ORI findings lead to two retractions — nearly 17 years later
As two retraction notices in the September 15 issue of the Journal of Immunology note:
On October 19, 1995, the Office of Research Integrity at the National Institutes of Health found that Weishu Y. Weiser, Ph.D., formerly of the Harvard Medical School at Brigham and Women’s Hospital, committed scientific misconduct by falsifying data in biomedical research supported by two Public Health Service grants. As a result, she agreed to submit a letter to The Journal of Immunology to retract this article. The offices of The Journal of Immunology have no record of receiving such a letter and hence the article is now being retracted.
The retractions, for “Recombinant Migration Inhibitory Factor Induces Nitric Oxide Synthase in Murine Macrophages” and “Human Recombinant Migration Inhibitory Factor Activates Human Macrophages to Kill Leishmania donovani,” both say the same thing.
“Recombinant Migration Inhibitory Factor Induces Nitric Oxide Synthase in Murine Macrophages” has been cited 66 times, according to Thomson Scientific’s Web of Knowledge — 40 of those times since the ORI’s report was released. The numbers for the Leishmania paper are almost identical: Cited 66 times, with 38 of those coming after the report.
The notice for “Recombinant Migration Inhibitory Factor Induces Nitric Oxide Synthase in Murine Macrophages” is signed by Salvador Moncada, of University College London, and Eddy F. Y. Liew, of the University of Glasgow. Both have been involved in other recent retraction cases — Moncada with the case of Assegid Garedew, and Liew with the case of Alirio Melendez.
We’ve asked Moncada, Liew, and the journal why they acted now, almost 17 years after the ORI report. Liew responded:
I would have thought that the reason was self-explanatory in the retraction message.
We told him yes, the reason for the retraction was clear, but not the reason for the delay. Why wait 17 years? Why not, say, one, or five? He emailed back:
This is due to the value of the organisations like yours.
The delay brings to mind recommendations by the authors of a recent paper we covered on the fate of papers cited by ORI notices, namely that ORI
take legal action against researchers who do not honour an agreement to retract or correct an article associated with an official finding of misconduct. If an individual has been debarred for 5 years, ORI could make debarment indefinite if the individual does not make a good faith effort to honour the agreement.
We should also note, however, that it’s possible for the National Library of Medicine, which houses PubMed, to link to Federal Register notices — where ORI findings of misconduct always appear.

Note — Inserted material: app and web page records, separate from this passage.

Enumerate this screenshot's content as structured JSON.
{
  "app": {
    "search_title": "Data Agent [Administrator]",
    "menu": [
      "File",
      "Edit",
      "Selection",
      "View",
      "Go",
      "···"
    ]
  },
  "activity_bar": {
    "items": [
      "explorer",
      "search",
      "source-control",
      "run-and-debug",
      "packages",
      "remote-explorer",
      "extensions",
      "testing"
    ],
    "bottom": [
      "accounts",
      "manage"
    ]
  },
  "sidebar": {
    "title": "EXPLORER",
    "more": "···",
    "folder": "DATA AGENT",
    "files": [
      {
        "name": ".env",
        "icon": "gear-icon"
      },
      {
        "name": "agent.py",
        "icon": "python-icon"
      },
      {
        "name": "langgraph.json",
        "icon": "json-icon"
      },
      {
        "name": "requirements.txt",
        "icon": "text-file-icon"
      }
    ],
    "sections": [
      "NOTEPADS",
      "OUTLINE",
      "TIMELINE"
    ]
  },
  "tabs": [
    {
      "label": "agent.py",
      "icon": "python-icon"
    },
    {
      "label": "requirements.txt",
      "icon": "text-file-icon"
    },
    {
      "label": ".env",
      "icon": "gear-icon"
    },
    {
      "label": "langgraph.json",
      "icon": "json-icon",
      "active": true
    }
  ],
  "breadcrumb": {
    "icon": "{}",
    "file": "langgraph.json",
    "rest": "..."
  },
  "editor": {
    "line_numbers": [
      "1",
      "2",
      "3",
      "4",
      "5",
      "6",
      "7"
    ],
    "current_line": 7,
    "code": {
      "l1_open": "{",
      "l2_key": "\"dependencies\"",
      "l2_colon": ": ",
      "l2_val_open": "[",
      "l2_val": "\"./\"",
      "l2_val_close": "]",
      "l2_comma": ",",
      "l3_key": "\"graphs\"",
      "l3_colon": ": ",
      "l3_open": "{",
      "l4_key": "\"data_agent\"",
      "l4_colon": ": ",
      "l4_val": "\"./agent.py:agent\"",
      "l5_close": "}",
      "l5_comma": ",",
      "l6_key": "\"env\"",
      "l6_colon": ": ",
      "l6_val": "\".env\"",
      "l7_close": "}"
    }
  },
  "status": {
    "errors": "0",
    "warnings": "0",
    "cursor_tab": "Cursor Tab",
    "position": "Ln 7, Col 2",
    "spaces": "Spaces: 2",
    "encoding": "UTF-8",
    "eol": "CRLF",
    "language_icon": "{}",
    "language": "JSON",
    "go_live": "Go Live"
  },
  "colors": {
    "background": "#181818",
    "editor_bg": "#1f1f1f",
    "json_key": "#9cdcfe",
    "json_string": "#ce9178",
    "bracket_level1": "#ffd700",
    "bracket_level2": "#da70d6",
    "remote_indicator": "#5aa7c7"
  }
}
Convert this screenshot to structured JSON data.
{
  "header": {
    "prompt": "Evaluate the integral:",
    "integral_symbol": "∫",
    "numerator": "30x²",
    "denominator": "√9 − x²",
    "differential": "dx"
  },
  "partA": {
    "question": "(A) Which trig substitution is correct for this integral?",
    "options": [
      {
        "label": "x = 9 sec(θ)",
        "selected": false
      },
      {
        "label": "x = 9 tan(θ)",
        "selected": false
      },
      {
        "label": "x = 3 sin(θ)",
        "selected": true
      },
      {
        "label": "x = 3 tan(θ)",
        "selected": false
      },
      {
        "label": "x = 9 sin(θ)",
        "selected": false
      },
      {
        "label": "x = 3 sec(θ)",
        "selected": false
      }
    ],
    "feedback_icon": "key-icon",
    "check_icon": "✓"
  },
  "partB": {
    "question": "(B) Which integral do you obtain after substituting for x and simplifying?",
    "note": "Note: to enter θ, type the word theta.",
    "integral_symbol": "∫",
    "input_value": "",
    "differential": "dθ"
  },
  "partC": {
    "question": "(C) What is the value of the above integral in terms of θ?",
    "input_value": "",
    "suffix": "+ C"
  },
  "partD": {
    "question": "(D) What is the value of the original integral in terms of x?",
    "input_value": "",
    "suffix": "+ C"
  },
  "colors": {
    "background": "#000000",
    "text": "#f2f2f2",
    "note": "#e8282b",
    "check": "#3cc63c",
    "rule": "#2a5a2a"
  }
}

Weiser has retracted at least two other studies, “Inhibition of growth Mycobacterium avium in murine and human mononuclear phagocytes by migration inhibitory factor,” from Infection and Immunity, and “Recombinant human migration inhibitory factor has adjuvant activity,” from the Proceedings of the National Academy of Sciences (PNAS). The request to PNAS was also included in her ORI agreement:
She has agreed to submit a letter to the Journal of Immunology and to the Proceedings of the National Academy of Sciences to retract the articles entitled “Human recombinant migration inhibitory factor activates human macrophages to kill Leishmania donovani” (Journal of Immunology 147:2006-2011, 1991), “Recombinant migration inhibitory factor induces nitric oxide synthase in murine macrophages” (Journal of Immunology 150:1908-1912, 1993), and “Recombinant human migration inhibitory factor has adjuvant activity” (Proceedings of the National Academy of Sciences 89:8049-8052, 1992).
Here’s the Infection and Immunity notice, from May 1994:
We reported that the recombinant migration inhibition factor activated both murine and human macrophages to inhibit the growth of Mycobacterium avium. The active molecule from the supernatants used was subsequently identified as a mitogenic contaminant. In view of this, the conclusions drawn from our earlier findings must be considered invalid, and thus we retract the paper.
And here’s the PNAS notice, from 1997:
The article ‘‘Recombinant human migration inhibitory factor has adjuvant activity’’ by Weishui Y. Weiser, Lu-Ann M. Pozzi, Richard G. Titus, and John R. David, which appeared in number 17, September 1, 1992, of Proc. Natl. Acad. Sci. USA (89, 8049–8052), is being retracted. See also Correction in number 24, December 15, 1993, of Proc. Natl. Acad. Sci. USA (90, 12056) and Erratum in number 9, November 1, 1993, of J. Immunol. (151, last page, unnumbered).